Sierra Leone, Day 2
We visited Bumbuna, a beautiful rural village at the end of an hour of bumpy mud track and through a very deep river in the Land Cruiser. It is amazing to travel into the middle of nowhere to discover a street child school serving the community. We dropped in on a street child consultation with adolescent girls who are dropping out of education and a consultation with boys who were not in education. Street Child are doing a nationwide consultation to find out what the main pressures are facing girls not having access to education. Street child was finding a lot of girls coming to the city from the rural areas to work in the sex trade.
We visited a number of rural schools and spoke with the teachers. At the first school we were showed around by a Baptist elder who has just qualified as a teacher thanks to Street Child.
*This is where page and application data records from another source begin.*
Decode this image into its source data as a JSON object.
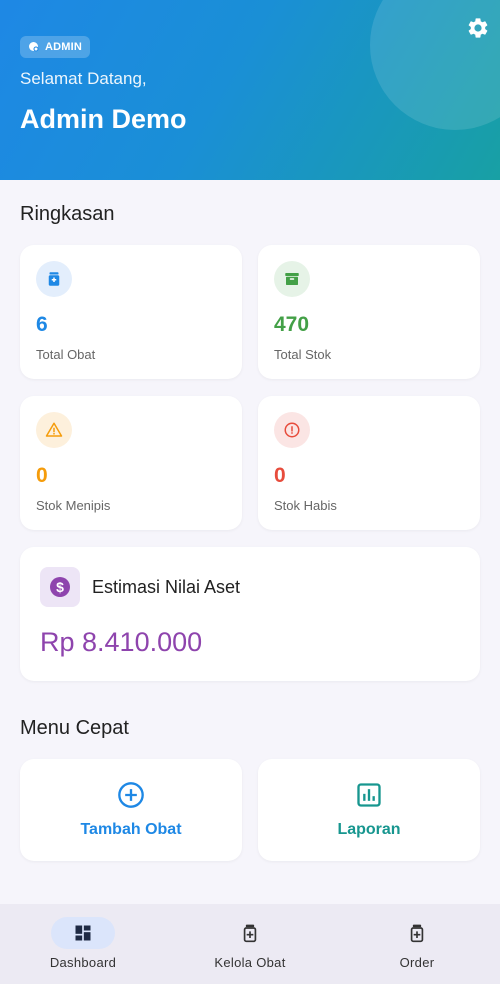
{
  "header": {
    "badge": "ADMIN",
    "welcome": "Selamat Datang,",
    "name": "Admin Demo",
    "settings_icon": "gear-icon"
  },
  "summary": {
    "title": "Ringkasan",
    "stats": [
      {
        "value": "6",
        "label": "Total Obat",
        "icon": "medicine-box-icon",
        "color": "#1e88e5",
        "bg": "#e3eefc"
      },
      {
        "value": "470",
        "label": "Total Stok",
        "icon": "archive-icon",
        "color": "#43a047",
        "bg": "#e6f3e7"
      },
      {
        "value": "0",
        "label": "Stok Menipis",
        "icon": "warning-icon",
        "color": "#f59c0b",
        "bg": "#fdf0dc"
      },
      {
        "value": "0",
        "label": "Stok Habis",
        "icon": "error-icon",
        "color": "#e74c3c",
        "bg": "#fbe5e4"
      }
    ],
    "asset": {
      "title": "Estimasi Nilai Aset",
      "value": "Rp 8.410.000",
      "icon": "dollar-icon",
      "color": "#8e44ad"
    }
  },
  "quick_menu": {
    "title": "Menu Cepat",
    "items": [
      {
        "label": "Tambah Obat",
        "icon": "add-circle-icon",
        "color": "#1e88e5"
      },
      {
        "label": "Laporan",
        "icon": "chart-icon",
        "color": "#17968f"
      }
    ]
  },
  "bottom_nav": {
    "items": [
      {
        "label": "Dashboard",
        "icon": "dashboard-icon",
        "active": true
      },
      {
        "label": "Kelola Obat",
        "icon": "medicine-icon",
        "active": false
      },
      {
        "label": "Order",
        "icon": "medicine-icon",
        "active": false
      }
    ]
  }
}
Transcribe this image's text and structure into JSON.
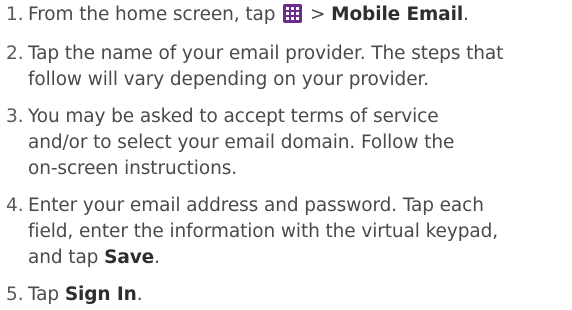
{
  "steps": [
    {
      "number": "1.",
      "lines": [
        {
          "pre": "From the home screen, tap ",
          "icon": "apps-grid-icon",
          "mid": " > ",
          "bold": "Mobile Email",
          "post": "."
        }
      ]
    },
    {
      "number": "2.",
      "lines": [
        {
          "text": "Tap the name of your email provider. The steps that"
        },
        {
          "text": "follow will vary depending on your provider."
        }
      ]
    },
    {
      "number": "3.",
      "lines": [
        {
          "text": "You may be asked to accept terms of service"
        },
        {
          "text": "and/or to select your email domain. Follow the"
        },
        {
          "text": "on-screen instructions."
        }
      ]
    },
    {
      "number": "4.",
      "lines": [
        {
          "text": "Enter your email address and password. Tap each"
        },
        {
          "text": "field, enter the information with the virtual keypad,"
        },
        {
          "pre": "and tap ",
          "bold": "Save",
          "post": "."
        }
      ]
    },
    {
      "number": "5.",
      "lines": [
        {
          "pre": "Tap ",
          "bold": "Sign In",
          "post": "."
        }
      ]
    }
  ],
  "colors": {
    "text": "#4a4a4a",
    "icon_bg": "#6b2d8e"
  }
}
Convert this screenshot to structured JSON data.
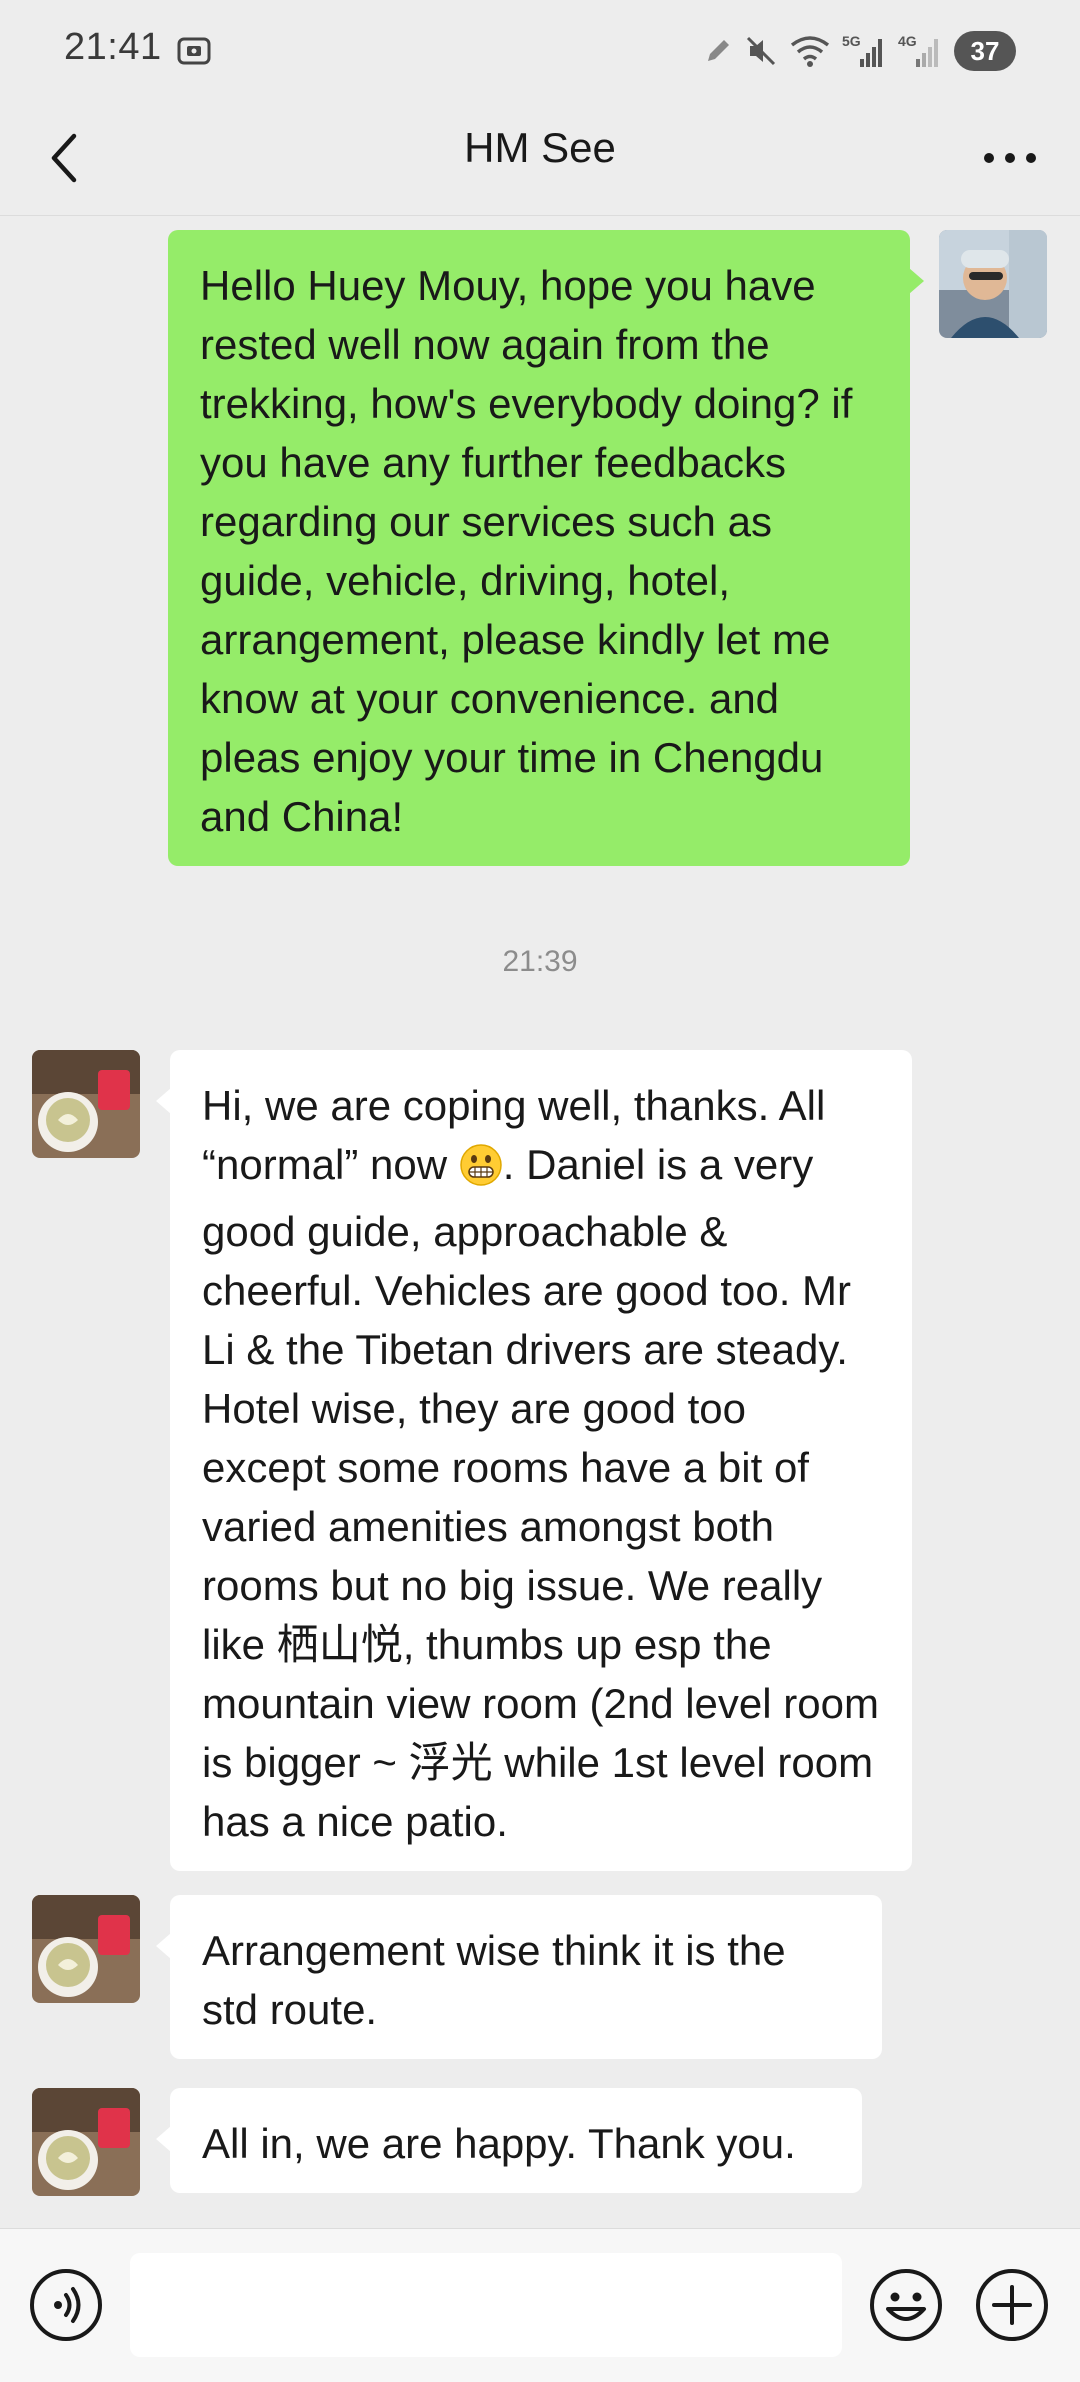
{
  "status_bar": {
    "time": "21:41",
    "network_5g": "5G",
    "network_4g": "4G",
    "battery": "37",
    "icons": [
      "screenshot-icon",
      "pen-icon",
      "mute-icon",
      "wifi-icon",
      "signal-5g-icon",
      "signal-4g-icon",
      "battery-icon"
    ]
  },
  "header": {
    "title": "HM See",
    "back_icon": "chevron-left-icon",
    "more_icon": "more-dots-icon"
  },
  "messages": [
    {
      "side": "sent",
      "text": "Hello Huey Mouy, hope you have rested well now again from the trekking, how's everybody doing? if you have any further feedbacks regarding our services such as guide, vehicle, driving, hotel, arrangement, please kindly let me know at your convenience. and pleas enjoy your time in Chengdu and China!"
    },
    {
      "timestamp": "21:39"
    },
    {
      "side": "received",
      "text_before_emoji": "Hi, we are coping well, thanks. All “normal” now ",
      "emoji": "grimacing-face",
      "text_after_emoji": ". Daniel is a very good guide, approachable & cheerful. Vehicles are good too. Mr Li & the Tibetan drivers are steady. Hotel wise, they are good too except some rooms have a bit of varied amenities amongst both rooms but no big issue. We really like 栖山悦, thumbs up esp the mountain view room (2nd level room is bigger ~ 浮光 while 1st level room has a nice patio."
    },
    {
      "side": "received",
      "text": "Arrangement wise think it is the std route."
    },
    {
      "side": "received",
      "text": "All in, we are happy. Thank you."
    }
  ],
  "input_bar": {
    "placeholder": "",
    "value": "",
    "voice_icon": "voice-icon",
    "emoji_icon": "emoji-icon",
    "plus_icon": "plus-icon"
  },
  "colors": {
    "background": "#ededed",
    "sent_bubble": "#95ec69",
    "received_bubble": "#ffffff",
    "timestamp": "#8c8c8c"
  }
}
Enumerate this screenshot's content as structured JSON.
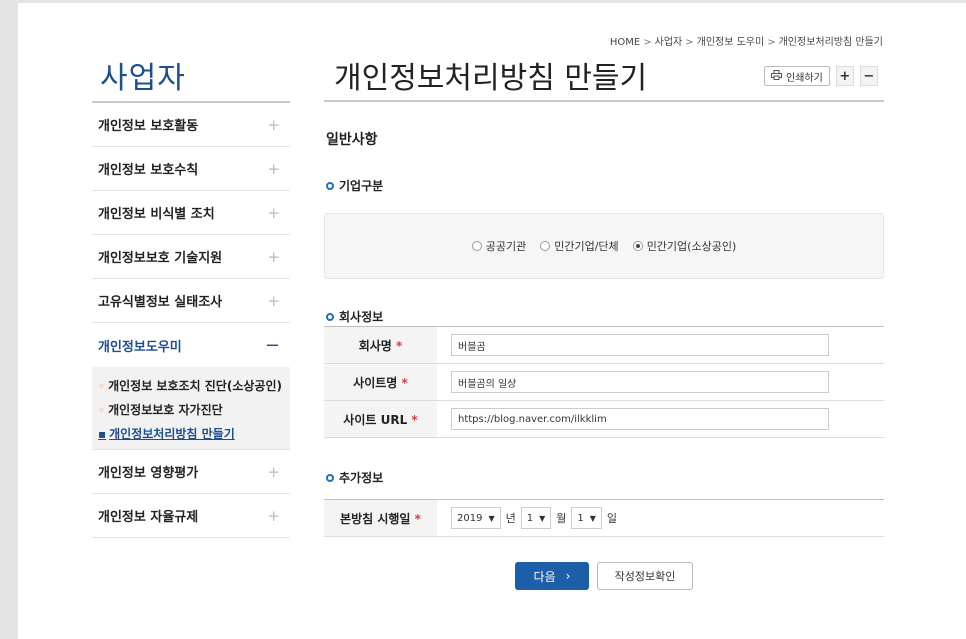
{
  "breadcrumb": [
    "HOME",
    "사업자",
    "개인정보 도우미",
    "개인정보처리방침 만들기"
  ],
  "sidebar": {
    "title": "사업자",
    "items": [
      {
        "label": "개인정보 보호활동",
        "icon": "+"
      },
      {
        "label": "개인정보 보호수칙",
        "icon": "+"
      },
      {
        "label": "개인정보 비식별 조치",
        "icon": "+"
      },
      {
        "label": "개인정보보호 기술지원",
        "icon": "+"
      },
      {
        "label": "고유식별정보 실태조사",
        "icon": "+"
      },
      {
        "label": "개인정보도우미",
        "icon": "−"
      },
      {
        "label": "개인정보 영향평가",
        "icon": "+"
      },
      {
        "label": "개인정보 자율규제",
        "icon": "+"
      }
    ],
    "sub_items": [
      {
        "label": "개인정보 보호조치 진단(소상공인)",
        "bullet": "◦"
      },
      {
        "label": "개인정보보호 자가진단",
        "bullet": "◦"
      },
      {
        "label": "개인정보처리방침 만들기",
        "bullet": "▪"
      }
    ]
  },
  "main": {
    "title": "개인정보처리방침 만들기",
    "print_label": "인쇄하기",
    "zoom_in": "+",
    "zoom_out": "−",
    "section_title": "일반사항",
    "company_type": {
      "heading": "기업구분",
      "options": [
        "공공기관",
        "민간기업/단체",
        "민간기업(소상공인)"
      ],
      "selected": "민간기업(소상공인)"
    },
    "company_info": {
      "heading": "회사정보",
      "required_mark": "*",
      "fields": [
        {
          "label": "회사명",
          "value": "버블곰"
        },
        {
          "label": "사이트명",
          "value": "버블곰의 일상"
        },
        {
          "label": "사이트 URL",
          "value": "https://blog.naver.com/ilkklim"
        }
      ]
    },
    "extra_info": {
      "heading": "추가정보",
      "date_label": "본방침 시행일",
      "year": "2019",
      "year_unit": "년",
      "month": "1",
      "month_unit": "월",
      "day": "1",
      "day_unit": "일"
    },
    "next_label": "다음",
    "next_arrow": "›",
    "check_label": "작성정보확인"
  }
}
We prayed together, swapped stories and will continue to pray for his needs, particularly as he has a class of 72 four year olds! We saw his classroom. Unimaginable. 72 "Zachary's" in a small room with no toys or books. There is so much more to be done. I saw on the register that 10 children were missing from class today. He said that is because they are out in the fields trying to pay for their school fees (20,000 Leone per year which is £2.50). This is basic unsexy global injustice. It doesn't grab headlines but it's just wrong. I bought a Coke for that price on the journey home.
At the second school we heard of how the school has transformed the lives of so many children: "We praise the Lord for the grace of God as he sent Street Child" said the deputy head. It was encouraging to see how close the school and local church are intertwined, many teachers coming from the local church and most street child staff workers from the church. The local church is engaged in social transformation and it was great to be shown around by Mary, a Christian who is working hard to become "youth of the year" in her church. She is fundraising for the building of new houses in their community - something that is greatly needed. Everything here is extremely poor, basic, unhygienic, and functioning against all the odds. On the way home I asked Kelfa the CEO in Sierra Leone how Ebola had affected his faith. "It's only made it stronger he said: we've had to realise again that God is all that we have and the grace of Jesus Christ to get us through". Wow. These are an amazing people.